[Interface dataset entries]
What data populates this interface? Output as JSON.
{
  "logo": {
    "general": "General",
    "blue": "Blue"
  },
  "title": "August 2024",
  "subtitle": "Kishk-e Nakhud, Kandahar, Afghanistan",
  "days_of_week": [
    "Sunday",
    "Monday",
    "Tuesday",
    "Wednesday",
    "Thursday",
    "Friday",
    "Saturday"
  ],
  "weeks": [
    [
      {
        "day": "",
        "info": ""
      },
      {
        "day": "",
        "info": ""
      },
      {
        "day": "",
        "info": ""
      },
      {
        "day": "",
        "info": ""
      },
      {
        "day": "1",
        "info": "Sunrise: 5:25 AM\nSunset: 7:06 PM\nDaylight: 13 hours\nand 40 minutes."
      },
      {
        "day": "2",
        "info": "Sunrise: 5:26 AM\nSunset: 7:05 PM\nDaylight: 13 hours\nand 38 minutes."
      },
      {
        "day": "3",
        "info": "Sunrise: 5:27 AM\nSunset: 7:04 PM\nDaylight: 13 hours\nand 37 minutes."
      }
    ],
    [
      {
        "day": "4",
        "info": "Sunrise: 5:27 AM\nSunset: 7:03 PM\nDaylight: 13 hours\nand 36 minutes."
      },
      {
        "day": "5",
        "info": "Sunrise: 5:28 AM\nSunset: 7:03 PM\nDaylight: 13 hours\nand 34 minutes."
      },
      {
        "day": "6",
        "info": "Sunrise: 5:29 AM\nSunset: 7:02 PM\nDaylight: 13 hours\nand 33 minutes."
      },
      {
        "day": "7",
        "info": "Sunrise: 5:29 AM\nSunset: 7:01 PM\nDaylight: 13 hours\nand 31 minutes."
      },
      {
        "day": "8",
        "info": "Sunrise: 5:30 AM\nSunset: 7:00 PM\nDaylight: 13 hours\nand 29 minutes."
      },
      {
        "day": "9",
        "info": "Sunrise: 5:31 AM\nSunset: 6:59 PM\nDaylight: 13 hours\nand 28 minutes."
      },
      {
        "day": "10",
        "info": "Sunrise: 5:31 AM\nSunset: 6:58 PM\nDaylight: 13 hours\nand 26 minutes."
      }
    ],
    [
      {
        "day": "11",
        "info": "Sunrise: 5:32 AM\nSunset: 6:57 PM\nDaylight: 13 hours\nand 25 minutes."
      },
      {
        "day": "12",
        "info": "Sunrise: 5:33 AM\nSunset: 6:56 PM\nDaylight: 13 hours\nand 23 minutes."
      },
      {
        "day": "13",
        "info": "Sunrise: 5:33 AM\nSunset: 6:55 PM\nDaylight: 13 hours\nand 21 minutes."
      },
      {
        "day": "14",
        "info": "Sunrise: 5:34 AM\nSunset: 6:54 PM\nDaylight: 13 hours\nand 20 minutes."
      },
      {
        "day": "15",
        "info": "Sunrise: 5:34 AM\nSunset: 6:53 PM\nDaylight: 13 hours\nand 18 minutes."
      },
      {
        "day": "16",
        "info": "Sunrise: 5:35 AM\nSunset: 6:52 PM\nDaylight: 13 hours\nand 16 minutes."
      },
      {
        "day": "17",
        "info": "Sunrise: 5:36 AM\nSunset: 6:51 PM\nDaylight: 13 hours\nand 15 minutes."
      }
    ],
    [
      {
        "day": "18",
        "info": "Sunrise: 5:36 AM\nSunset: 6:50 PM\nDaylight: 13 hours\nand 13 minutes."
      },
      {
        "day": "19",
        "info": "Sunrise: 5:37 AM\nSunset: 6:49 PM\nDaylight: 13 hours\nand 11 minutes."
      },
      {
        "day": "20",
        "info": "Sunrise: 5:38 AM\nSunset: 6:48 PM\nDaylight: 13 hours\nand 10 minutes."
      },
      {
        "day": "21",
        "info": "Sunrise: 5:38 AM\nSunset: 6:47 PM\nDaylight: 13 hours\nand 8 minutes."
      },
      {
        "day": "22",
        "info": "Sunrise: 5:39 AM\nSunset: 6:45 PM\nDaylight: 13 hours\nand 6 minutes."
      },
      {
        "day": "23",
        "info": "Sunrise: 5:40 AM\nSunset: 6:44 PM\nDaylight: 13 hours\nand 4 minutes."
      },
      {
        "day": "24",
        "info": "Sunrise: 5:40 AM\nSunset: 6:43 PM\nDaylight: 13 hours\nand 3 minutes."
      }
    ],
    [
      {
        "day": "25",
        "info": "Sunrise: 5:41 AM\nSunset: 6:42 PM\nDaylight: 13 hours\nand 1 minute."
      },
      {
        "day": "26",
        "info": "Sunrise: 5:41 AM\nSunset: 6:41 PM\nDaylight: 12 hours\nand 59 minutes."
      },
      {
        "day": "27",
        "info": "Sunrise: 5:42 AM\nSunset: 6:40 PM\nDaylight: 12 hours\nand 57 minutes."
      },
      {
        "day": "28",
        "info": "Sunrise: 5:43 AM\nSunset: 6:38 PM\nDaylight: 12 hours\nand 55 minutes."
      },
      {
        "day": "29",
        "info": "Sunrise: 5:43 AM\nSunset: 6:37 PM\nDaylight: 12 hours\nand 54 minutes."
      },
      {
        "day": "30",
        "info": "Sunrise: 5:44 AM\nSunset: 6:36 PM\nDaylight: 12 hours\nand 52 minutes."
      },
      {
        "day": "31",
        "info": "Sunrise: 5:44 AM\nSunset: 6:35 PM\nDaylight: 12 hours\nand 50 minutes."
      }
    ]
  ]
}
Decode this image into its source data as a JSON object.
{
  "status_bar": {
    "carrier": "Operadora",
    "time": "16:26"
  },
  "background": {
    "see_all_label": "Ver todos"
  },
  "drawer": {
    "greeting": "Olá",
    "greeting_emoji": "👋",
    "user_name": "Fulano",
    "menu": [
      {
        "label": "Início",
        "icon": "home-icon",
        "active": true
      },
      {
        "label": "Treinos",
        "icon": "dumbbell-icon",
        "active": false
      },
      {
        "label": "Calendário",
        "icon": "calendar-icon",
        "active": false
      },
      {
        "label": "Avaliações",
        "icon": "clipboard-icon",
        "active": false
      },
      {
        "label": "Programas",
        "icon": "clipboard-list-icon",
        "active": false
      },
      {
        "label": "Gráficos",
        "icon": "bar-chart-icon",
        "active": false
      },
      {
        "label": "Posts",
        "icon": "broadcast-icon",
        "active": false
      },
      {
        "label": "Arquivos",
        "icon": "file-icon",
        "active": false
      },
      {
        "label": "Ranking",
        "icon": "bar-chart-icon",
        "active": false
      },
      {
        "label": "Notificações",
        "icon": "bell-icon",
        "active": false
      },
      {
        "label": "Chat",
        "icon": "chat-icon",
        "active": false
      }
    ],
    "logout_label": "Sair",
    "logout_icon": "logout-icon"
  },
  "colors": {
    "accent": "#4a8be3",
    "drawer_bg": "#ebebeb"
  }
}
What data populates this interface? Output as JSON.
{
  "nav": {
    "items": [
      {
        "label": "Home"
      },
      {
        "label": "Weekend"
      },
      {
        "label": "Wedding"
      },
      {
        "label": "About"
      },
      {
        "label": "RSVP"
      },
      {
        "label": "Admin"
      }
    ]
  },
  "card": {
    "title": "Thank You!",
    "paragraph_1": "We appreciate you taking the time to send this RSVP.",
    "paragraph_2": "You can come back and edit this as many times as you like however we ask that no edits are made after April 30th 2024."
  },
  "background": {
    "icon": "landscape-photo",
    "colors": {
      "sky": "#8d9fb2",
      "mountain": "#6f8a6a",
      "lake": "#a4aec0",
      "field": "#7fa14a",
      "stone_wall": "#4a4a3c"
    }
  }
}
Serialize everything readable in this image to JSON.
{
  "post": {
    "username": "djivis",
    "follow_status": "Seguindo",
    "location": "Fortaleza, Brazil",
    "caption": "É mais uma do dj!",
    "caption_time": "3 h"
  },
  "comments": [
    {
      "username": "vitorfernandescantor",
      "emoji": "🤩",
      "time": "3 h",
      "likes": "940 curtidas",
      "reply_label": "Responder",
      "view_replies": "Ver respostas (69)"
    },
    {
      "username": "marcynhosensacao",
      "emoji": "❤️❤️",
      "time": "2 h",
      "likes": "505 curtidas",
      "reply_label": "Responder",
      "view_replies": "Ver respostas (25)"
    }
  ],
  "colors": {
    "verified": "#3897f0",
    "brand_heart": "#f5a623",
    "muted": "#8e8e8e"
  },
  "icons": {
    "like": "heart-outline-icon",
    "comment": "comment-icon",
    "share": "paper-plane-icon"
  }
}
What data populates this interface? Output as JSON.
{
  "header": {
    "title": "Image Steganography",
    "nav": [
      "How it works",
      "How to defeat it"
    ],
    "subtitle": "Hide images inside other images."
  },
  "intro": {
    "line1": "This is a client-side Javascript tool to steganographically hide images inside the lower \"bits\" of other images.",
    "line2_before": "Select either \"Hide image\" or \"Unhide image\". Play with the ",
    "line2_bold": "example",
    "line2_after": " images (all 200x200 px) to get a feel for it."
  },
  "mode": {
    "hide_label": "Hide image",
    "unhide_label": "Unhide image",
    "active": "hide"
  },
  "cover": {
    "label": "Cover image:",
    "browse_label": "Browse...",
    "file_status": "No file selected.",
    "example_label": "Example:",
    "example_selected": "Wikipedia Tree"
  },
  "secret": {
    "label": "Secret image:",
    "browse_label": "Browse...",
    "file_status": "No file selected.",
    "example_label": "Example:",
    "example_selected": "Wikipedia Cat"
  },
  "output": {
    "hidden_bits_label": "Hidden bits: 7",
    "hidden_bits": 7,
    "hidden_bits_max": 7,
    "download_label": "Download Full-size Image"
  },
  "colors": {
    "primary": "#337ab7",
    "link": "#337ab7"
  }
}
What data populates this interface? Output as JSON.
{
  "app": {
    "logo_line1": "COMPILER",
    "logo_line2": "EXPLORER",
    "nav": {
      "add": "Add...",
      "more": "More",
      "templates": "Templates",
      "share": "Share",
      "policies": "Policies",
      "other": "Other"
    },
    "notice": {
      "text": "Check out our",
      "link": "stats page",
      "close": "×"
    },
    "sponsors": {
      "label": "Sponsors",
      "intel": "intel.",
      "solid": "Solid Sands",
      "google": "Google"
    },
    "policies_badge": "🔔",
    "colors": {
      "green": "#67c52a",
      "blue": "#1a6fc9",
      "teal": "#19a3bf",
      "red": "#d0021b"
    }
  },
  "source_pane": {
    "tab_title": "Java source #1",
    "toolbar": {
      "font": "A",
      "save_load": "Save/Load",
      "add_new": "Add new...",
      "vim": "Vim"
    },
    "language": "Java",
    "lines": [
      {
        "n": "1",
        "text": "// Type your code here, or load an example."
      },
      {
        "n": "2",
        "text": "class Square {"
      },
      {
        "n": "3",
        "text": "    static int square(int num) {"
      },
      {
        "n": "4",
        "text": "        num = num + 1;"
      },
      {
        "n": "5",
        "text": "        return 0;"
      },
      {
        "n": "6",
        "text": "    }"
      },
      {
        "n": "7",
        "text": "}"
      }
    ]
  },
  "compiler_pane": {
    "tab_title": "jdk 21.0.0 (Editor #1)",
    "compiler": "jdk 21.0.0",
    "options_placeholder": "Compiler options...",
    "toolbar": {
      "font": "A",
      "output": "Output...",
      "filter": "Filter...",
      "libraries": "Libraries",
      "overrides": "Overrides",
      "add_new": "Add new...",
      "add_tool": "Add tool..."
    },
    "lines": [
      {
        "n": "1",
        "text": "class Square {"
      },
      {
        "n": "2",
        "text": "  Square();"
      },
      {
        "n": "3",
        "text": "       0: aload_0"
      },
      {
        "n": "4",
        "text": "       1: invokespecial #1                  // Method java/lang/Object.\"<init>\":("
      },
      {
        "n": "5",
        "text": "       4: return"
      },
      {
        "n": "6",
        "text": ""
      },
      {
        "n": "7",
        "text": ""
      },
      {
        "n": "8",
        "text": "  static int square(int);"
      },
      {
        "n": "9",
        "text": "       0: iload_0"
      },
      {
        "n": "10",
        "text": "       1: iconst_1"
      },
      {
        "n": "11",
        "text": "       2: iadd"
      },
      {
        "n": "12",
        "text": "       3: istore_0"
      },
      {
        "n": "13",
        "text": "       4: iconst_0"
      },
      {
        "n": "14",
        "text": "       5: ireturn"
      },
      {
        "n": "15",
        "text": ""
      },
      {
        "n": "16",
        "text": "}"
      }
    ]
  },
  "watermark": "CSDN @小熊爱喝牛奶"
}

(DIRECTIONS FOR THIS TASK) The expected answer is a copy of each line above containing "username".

(SOLUTION TO THIS TASK)
    "username": "djivis",
      "username": "vitorfernandescantor",
      "username": "marcynhosensacao",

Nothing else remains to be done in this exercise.